Non-Crime Hate Incidents
The College of Policing, which issues guidance on how to record offences to police forces around the UK, is being taken to court over social media posts. If you post something on social media which someone complains to the police about, then it may well be recorded on the police system as a non-crime hate incident. This means that even if no crime has been committed, the fact that you were complained about will be recorded on the police computer. This case was highlighted by a man from Lincoln. He retweeted a limerick which another Twitter user complained was transphobic. Although no action was taken by the Police, this incident is now listed on the police computer.
These sorts of incidents are not crimes and will not show up on a basic disclosure check. This level of DBS check only shows your current, unspent convictions and cautions. A non-crime incident is by definition not a crime, so won’t appear. Standard disclosures may show older convictions too, if the police feel that they are relevant to the job under consideration. However, the real issue might be with jobs which require an enhanced disclosure. This is the most detailed level of disclosure, and the Police look at everything on their database about you, whether that is convictions, cautions, or intelligence such as a recorded non-crime hate incident.
The legal challenge to recording information in this way is being brought under freedom of expression in the Human Rights Act. In November 2019, the High Court in London started hearing the Twitter user’s complaint against the College of Policing. The hearing is expected to last a few days, but we may have to wait into the New Year for a verdict. Should the High Court find in his favour, this could mean that hundreds of people have their records altered – or deleted – which would mean that this sort of intelligence would no longer appear on any type of DBS certificate.
Implications for Applicants

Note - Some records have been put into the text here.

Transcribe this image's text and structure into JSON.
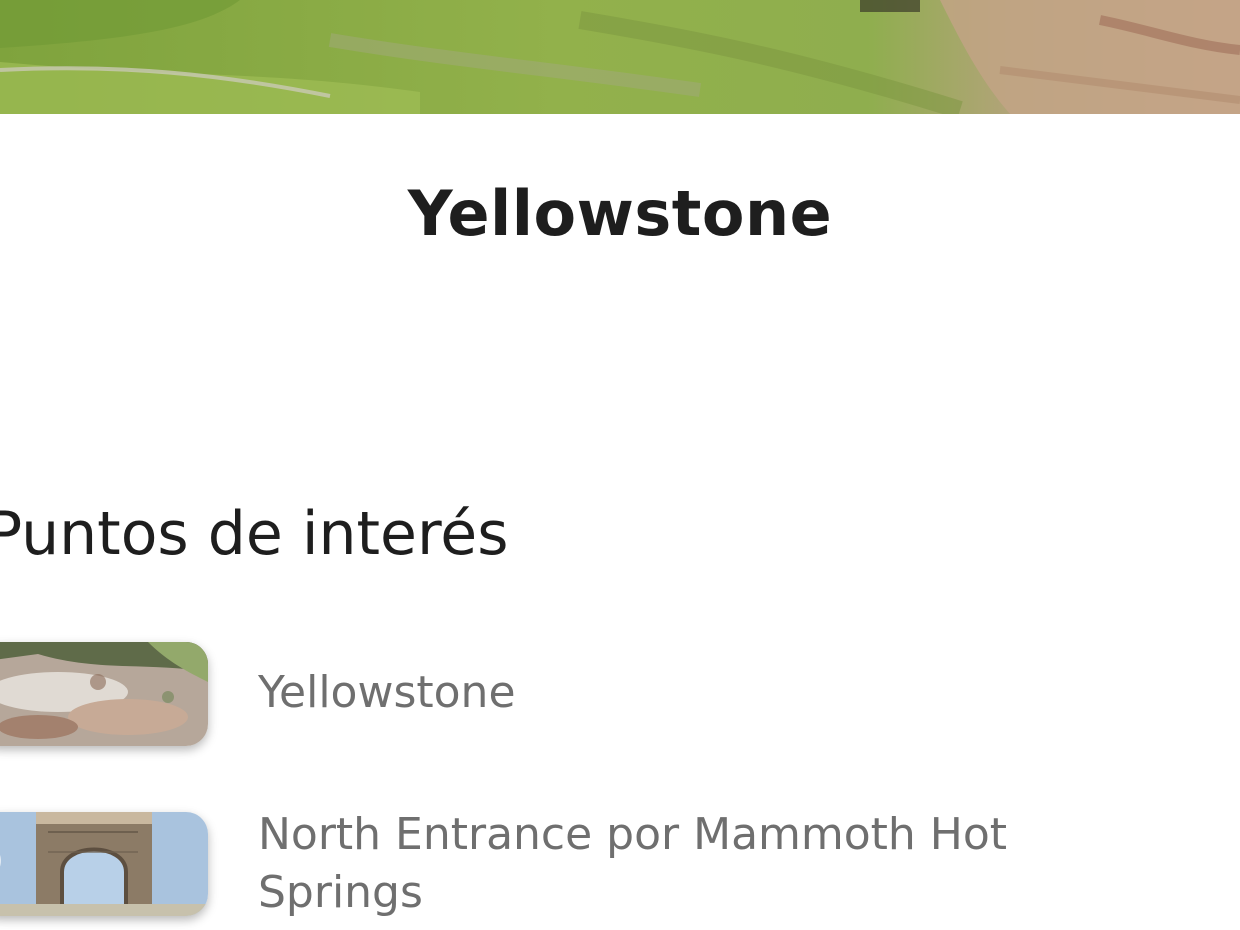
{
  "park": {
    "title": "Yellowstone",
    "hero_image": "yellowstone-landscape-photo"
  },
  "points_of_interest": {
    "heading": "Puntos de interés",
    "items": [
      {
        "label": "Yellowstone",
        "thumbnail": "hot-springs-terraces-photo"
      },
      {
        "label": "North Entrance por Mammoth Hot Springs",
        "thumbnail": "roosevelt-arch-photo"
      }
    ]
  },
  "colors": {
    "title": "#1e1e1e",
    "item_text": "#6f6f6f",
    "background": "#ffffff",
    "hero_green": "#8aa847"
  }
}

At present, the best advice to people thinking of applying for a DBS check is to take extra care and consideration over social media posts. If you post or retweet something which someone else finds offensive and complains to the police, then this might appear on an enhanced DBS check at a later date. Keep your eye on the news, as when the High Court releases its judgement, this will be covered in print and online.